A: NOT NACHOS

"Sometimes you meet someone, and it’s so clear that the two of you, on some level belong together. As lovers, or as friends, or as family, or as something entirely different. You just work, whether you understand one another or you’re in love or you’re partners in crime. You meet these people throughout your life, out of nowhere, under the strangest circumstances, and they help you feel alive. I don’t know if that makes me believe in coincidence, or fate, or sheer blind luck, but it definitely makes me believe in something."

unknown

(Source: quozio.com, via the-communist-daughter)

I’m working with two semi-recent AADA grads on an American play, but they’re both British and do the show in American accents. Today a critic came up to me as I was exiting the booth after the show and started chatting with me - he asked if the three of us were over from America and I laughed and said actually the guys are from Britain. He was shocked and said he was completely fooled by the combination of “their fake accents and my real accent.” Apparently adding an American to the team gave their accents much more street cred.

Really hard life questions at the moment:

What kind of pie should I eat for dinner?

How many shows should I see today?

Festival life is tough.

"If $11 of apples equals two snacks but $3 in Ramen will feed her entire family for dinner, how can she possibly pick apples with her limited food stamp budget? And how will she ever afford to fill half of every mealtime plate with fruits and veggies, the amount recommended by the same government that issued her food stamps?"
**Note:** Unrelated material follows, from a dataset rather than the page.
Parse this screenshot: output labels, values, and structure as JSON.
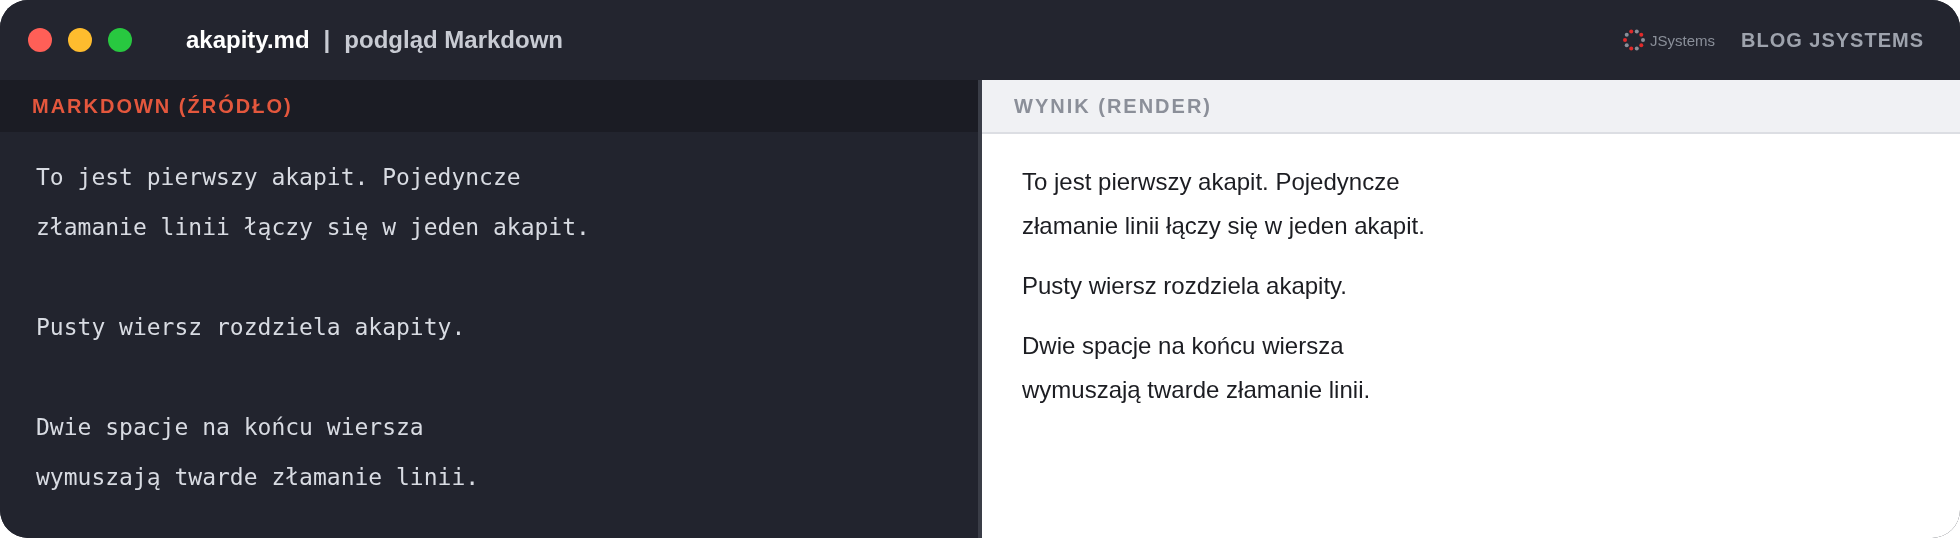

Silvia Martinez, http://www.babble.com/best-recipes/what-i-learned-after-taking-a-homeless-mother-grocery-shopping/